_WHAT THE EXERCISE ASKS_.
The records sit below. Return every line in them that holds the word "JSON".

[Dataset rows describing interfaces]

···

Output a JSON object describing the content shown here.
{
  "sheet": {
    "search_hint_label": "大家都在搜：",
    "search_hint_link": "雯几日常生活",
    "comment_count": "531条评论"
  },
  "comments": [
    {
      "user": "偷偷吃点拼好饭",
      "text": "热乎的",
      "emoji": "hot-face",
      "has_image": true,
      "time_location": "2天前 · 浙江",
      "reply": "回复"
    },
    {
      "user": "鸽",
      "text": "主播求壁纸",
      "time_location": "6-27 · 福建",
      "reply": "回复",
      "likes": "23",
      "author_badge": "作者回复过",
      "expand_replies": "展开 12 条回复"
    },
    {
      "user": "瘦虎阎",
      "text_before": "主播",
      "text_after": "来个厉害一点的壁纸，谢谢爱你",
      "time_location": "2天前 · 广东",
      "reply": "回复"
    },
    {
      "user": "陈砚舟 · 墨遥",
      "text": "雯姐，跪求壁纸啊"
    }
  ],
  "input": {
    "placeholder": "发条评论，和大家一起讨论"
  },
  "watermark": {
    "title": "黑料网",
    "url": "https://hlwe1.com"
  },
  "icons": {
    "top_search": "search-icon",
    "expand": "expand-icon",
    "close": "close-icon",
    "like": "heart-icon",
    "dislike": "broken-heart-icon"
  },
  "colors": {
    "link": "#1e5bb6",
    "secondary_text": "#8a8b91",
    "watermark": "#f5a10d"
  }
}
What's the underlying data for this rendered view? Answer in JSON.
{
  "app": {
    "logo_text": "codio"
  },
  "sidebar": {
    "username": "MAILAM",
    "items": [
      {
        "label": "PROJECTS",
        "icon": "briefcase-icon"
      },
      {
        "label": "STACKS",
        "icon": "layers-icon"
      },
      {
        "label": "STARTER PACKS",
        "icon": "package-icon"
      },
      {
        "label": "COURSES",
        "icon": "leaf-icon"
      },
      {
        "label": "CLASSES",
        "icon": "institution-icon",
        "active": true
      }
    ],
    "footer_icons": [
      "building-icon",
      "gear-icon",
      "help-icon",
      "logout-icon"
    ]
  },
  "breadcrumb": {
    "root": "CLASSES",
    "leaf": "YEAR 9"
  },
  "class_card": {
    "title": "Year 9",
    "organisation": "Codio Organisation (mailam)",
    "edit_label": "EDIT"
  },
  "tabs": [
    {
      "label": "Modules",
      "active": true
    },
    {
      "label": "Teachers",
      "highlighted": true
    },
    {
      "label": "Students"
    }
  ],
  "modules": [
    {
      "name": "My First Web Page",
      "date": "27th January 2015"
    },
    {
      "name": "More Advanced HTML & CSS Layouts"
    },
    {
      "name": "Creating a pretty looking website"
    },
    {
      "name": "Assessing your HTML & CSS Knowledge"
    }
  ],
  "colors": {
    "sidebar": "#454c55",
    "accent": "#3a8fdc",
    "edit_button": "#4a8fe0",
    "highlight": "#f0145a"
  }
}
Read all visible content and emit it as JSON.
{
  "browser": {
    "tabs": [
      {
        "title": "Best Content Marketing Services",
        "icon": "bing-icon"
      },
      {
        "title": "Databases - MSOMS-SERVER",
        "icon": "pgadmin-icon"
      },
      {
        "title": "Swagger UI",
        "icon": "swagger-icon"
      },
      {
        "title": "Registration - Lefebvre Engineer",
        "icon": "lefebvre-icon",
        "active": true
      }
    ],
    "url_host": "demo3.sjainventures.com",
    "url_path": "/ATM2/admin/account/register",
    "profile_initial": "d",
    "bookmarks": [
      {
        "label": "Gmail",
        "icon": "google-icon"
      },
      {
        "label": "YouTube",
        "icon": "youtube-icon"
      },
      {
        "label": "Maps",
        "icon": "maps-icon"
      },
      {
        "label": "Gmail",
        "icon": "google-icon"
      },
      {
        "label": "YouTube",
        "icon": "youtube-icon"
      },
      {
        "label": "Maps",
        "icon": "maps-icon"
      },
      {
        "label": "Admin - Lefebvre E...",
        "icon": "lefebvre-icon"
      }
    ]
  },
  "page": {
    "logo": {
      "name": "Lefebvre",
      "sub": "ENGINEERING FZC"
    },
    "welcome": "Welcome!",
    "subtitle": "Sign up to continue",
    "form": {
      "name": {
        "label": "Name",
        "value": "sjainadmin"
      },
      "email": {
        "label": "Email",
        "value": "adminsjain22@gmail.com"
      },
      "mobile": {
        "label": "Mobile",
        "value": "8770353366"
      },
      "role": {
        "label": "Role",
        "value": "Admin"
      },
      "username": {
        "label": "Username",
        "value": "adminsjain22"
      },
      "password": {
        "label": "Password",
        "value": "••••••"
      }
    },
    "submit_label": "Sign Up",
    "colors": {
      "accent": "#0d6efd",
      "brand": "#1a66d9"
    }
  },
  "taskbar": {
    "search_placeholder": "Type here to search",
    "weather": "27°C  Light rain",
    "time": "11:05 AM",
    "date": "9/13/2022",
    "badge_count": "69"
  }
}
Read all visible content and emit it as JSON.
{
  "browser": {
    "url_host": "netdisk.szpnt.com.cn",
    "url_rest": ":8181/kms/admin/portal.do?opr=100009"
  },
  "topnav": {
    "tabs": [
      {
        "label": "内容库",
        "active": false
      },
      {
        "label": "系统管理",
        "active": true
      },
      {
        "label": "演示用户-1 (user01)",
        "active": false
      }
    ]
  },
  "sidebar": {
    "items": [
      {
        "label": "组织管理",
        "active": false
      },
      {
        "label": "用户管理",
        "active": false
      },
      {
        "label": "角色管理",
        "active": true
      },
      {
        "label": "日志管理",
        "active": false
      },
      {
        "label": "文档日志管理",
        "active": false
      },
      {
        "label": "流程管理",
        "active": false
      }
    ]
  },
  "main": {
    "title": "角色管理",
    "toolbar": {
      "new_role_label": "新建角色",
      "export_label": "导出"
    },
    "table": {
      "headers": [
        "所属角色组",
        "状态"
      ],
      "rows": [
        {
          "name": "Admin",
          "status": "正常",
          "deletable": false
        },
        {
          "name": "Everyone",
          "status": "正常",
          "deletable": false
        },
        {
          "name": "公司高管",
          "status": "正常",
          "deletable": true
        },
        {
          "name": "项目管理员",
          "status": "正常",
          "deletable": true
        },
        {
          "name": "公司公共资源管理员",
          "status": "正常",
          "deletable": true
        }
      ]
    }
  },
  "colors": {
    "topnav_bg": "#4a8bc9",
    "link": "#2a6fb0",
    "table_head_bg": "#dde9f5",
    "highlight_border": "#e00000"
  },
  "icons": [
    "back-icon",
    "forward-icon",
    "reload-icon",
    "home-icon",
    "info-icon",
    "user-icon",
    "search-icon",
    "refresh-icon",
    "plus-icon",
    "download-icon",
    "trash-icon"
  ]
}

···

_TASK ANSWER_.
Output a JSON object describing the content shown here.
What's the underlying data for this rendered view? Answer in JSON.
Read all visible content and emit it as JSON.
Read all visible content and emit it as JSON.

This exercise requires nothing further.